Research Project: Development of Disease and Nematode Resistance in Vegetable Crops

Location: Vegetable Research

Title: Evaluation of fungicide rotations for management of Phytophthora fruit rot of watermelon, 2013

Author
item Kousik, Chandrasekar - Shaker
item Ikerd, Jennifer
item Harrison, Howard

Submitted to: Plant Disease Management Reports
Publication Type: Research Notes
Publication Acceptance Date: 2/5/2014
Publication Date: 3/28/2014
Citation: Kousik, C.S., Ikerd, J.L., Harrison Jr, H.F. 2014. Evaluation of fungicide rotations for management of Phytophthora fruit rot of watermelon, 2013. Plant Disease Management Reports. 8:V256.

Interpretive Summary: N/A

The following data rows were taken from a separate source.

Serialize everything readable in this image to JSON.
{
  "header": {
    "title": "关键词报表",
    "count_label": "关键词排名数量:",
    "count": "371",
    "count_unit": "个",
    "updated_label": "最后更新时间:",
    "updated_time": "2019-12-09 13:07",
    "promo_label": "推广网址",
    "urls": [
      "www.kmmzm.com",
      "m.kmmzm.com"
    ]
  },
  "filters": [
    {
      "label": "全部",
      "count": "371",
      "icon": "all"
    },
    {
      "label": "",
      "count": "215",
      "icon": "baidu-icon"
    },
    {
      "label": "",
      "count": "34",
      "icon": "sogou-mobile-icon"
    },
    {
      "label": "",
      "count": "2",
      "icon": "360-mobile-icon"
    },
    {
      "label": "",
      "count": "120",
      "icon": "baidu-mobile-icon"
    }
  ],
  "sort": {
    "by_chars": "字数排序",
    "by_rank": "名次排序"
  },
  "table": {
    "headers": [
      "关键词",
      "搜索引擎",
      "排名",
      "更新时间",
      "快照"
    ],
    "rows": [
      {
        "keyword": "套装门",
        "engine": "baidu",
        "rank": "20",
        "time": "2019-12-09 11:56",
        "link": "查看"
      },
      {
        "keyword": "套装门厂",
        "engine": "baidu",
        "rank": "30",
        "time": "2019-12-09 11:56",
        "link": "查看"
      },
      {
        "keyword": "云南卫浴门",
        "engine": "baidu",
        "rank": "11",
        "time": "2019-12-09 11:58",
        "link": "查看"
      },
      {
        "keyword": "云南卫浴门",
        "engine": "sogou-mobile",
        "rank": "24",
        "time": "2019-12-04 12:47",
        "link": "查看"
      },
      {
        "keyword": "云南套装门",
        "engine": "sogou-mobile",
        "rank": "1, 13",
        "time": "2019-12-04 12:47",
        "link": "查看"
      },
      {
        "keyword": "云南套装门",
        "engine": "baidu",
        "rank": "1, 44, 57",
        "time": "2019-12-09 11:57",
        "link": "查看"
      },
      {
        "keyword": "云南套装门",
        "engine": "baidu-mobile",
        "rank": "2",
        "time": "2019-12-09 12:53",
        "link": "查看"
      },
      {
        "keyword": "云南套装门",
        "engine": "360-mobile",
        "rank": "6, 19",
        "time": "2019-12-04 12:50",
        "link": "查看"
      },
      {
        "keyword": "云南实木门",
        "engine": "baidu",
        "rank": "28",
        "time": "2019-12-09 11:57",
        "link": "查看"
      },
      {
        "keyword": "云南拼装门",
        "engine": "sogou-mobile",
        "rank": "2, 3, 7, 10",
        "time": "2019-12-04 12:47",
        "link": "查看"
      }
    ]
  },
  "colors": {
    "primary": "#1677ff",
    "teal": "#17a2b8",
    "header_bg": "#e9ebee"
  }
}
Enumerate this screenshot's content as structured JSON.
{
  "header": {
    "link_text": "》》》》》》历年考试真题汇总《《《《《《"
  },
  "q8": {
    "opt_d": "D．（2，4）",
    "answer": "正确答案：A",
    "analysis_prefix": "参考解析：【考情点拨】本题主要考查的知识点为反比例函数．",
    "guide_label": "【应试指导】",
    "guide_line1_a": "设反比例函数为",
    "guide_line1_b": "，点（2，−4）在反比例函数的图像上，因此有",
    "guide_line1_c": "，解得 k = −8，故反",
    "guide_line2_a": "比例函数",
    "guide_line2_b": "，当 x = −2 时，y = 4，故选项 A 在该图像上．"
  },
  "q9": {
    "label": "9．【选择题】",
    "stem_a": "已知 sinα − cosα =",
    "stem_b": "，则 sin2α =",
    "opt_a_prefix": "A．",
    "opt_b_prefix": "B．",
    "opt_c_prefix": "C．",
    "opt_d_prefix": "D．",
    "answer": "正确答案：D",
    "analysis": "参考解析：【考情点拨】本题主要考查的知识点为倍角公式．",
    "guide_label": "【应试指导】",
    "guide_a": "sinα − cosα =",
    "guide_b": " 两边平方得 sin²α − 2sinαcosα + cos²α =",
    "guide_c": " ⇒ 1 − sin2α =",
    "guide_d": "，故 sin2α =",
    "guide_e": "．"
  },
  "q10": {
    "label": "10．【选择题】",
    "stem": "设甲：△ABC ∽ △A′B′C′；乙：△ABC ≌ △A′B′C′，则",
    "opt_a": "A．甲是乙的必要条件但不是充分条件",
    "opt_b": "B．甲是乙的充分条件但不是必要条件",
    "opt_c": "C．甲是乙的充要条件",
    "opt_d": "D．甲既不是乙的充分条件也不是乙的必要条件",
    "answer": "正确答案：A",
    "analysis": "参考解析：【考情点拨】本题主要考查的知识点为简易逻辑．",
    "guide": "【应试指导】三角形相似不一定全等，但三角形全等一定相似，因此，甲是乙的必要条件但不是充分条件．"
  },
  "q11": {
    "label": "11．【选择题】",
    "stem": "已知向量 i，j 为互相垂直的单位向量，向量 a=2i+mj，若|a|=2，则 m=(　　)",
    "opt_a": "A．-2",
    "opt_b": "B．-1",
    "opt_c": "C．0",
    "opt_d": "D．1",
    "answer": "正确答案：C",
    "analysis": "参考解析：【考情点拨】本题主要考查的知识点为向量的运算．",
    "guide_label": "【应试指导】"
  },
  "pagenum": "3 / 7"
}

Technical Abstract: The experiment was conducted at the U.S. Vegetable Laboratory farm in Charleston, SC in summer of 2013. The soil was Yonges loamy fine sand and the field has been infested with Phytophthora capsici for the previous 2 years. Five-week-old seedlings of the seedless watermelon cultivar Vanessa growing in 50-cell jiffy trays were transplanted onto raised beds with 40-in. centers. Plants of the diploid variety Mickey Lee were planted after every third Vanessa plant to serve as the pollenizer. Plants were irrigated, as needed, using drip irrigation. Fungicide treatments were applied using a CO2 backpack sprayer equipped with 3 nozzles (flat fan, Teejet 8002VS), spaced 19-in apart on a hand-held boom calibrated to deliver 31 gal/A. The first fungicide application was made on 18 Jul when most of the watermelon fruit were 2.5-inches in diameter. Subsequent, applications of all fungicide treatments were made on 25 Jul, 1, 8, and 19 Aug for a total of five applications. Plots were inoculated with a mixture of mefenoxam sensitive and insensitive isolates by scattering equal amounts of infested rice grains in the plots. Total numbers of fruit and the numbers of rotted fruit in each plot were recorded on 23 Aug and used to calculate fruit rot incidence. On 24 Aug, five days after the last spray treatments, symptomless fruit were harvested from all the plots and placed on wire shelves in a sealed room. Each fruit was inoculated in the center by placing a 7-mm agar plug from a 3-day-old actively growing isolate of P. capsici. The isolate used was insensitive to mefenoxam. After inoculation, high relative humidity (>95%) was maintained in the room using a humidifier and the temperature was maintained at 80 ºF. Four days after inoculation the diameter of the lesion on each fruit was measured. The agar plug was considered the center of the lesion for measuring the diameter. The diameter of the area, within the lesion, with pathogen growth and sporangia was also measured. The intensity of sporulation was recorded on a 0-5 scale. The length and width of the each fruit was also recorded to determine the area of each fruit covered by lesion. All data were analyzed using SAS and means were separated using Fisher’s Protected LSD test (a=0.05). Significant fruit rot (63%) was observed in the field in non-treated control plots indicating that the trial was effective. All the fungicide treatments and or rotations significantly reduced fruit rot in the field compared to the non-treated control (Table 1). Similarly all the fungicide treatments significantly reduced post-harvest fruit rot (measured as % fruit area with rot) in the humid chamber compared to the non-treated control (Table 2). Rotation of Presidio and V-10208 was the most effective in reducing post-harvest fruit rot. All fungicide treatments also significantly reduced Phytophthora fruit rot lesion development and sporulation compared to the non-treated control.